For many of us, these past six weeks have created a deep sense of isolation and loneliness. Social distancing is poor phrasing, because we are by nature social creatures. I prefer to call it physical distancing. Even though our physical proximities are limited, we can still have social nearness through technology. Regardless of what we call it, it is an isolation that we neither created or have chosen.
I’ve always enjoyed the story of David in the cave of Abdullam because of the multiple layers of spiritual lessons it provides. David is known for his famous victory over the giant. But thereafter the story takes an unforeseen shift. In quick succession, David lost his job, his wife, his home, his counselor, his best friend and his self respect. 1 Samuel 21 concludes with saliva running down his beard, scratching the gate of the enemy like a madman.It was his lowest moment to this point in his life. During this period he penned Psalm 142, where he laments, “no one cares for my soul.”
Desperate and on the run, David looked for a place of peace, a respite of sorts.

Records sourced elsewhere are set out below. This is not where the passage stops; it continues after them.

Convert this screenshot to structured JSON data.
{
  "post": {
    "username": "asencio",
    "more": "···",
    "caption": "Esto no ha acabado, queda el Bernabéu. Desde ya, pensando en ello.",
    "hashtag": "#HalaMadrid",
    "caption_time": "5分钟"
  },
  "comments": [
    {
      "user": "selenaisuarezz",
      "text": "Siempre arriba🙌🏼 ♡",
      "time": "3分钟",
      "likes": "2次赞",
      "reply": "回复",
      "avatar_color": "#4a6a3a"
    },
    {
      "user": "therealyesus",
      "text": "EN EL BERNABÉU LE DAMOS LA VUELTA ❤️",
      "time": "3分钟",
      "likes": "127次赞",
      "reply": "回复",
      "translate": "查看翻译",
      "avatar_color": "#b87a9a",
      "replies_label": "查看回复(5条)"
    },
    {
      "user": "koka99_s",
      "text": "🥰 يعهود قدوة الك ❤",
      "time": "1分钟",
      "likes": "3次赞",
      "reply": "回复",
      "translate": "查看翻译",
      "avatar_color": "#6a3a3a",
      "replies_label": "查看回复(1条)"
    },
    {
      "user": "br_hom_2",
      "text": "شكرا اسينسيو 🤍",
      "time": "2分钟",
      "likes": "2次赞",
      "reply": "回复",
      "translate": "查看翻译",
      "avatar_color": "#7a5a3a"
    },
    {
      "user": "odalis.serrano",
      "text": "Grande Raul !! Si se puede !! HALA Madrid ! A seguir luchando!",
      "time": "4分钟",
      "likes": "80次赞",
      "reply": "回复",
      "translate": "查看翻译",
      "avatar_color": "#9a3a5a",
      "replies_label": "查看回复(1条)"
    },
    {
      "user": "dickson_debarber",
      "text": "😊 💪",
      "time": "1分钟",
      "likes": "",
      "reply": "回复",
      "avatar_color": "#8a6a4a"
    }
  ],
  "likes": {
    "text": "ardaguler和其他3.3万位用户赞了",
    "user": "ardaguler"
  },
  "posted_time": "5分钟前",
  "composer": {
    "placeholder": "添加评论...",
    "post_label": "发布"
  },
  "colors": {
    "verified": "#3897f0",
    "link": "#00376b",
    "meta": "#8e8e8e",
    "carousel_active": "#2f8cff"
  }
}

A place to regroup and think. But in the very next verse, his family arrived. There are two mentions of his family prior to this point, and neither are positive. The first is when Samuel went to the house of Jesse to anoint one of his sons as king. Jesse did not esteem David enough to call him from the shepherd’s field to be presented. The second was prior to the battle with Goliath, where his brother Eliab criticized his presence and youthful curiosity. Let’s not think that the family’s arrival cues a system of support. By familial association, David’s family became collateral damage. Because he was on the run, they were on the run.
But wait, there’s more. Soon after more began to arrive. There were those in trouble or distress, literally “under pressure or stress.” There were also those who were in debt, followed by those who were discontent, experiencing a deep bitterness of soul due to mistreatment or injustice. That’s quite a collection of people!
I believe that David had a choice. He could have chosen to walk away, saying “who needs it? I have my own problems.” But he didn’t run away like many do instead of facing their problems. He didn’t see the burden, he saw the blessing.
Caves bring the blessing of clarity to our lives. The cave was an opportunity for David to deal with an important question: Do I really want to be king? Is this what it looks like to be a king? Look at these people! Here he learned that if he could lead anyone, he could lead everyone.
It reminds me of Jesus, whose ministry followers were similarly in distress, in debt or discontented.
So here’s today’s question. What is the great thing that God has for you that your confinement is providing clarity? Tomorrow I’ll post the rest of my thoughts and share four lessons we learn in the cave.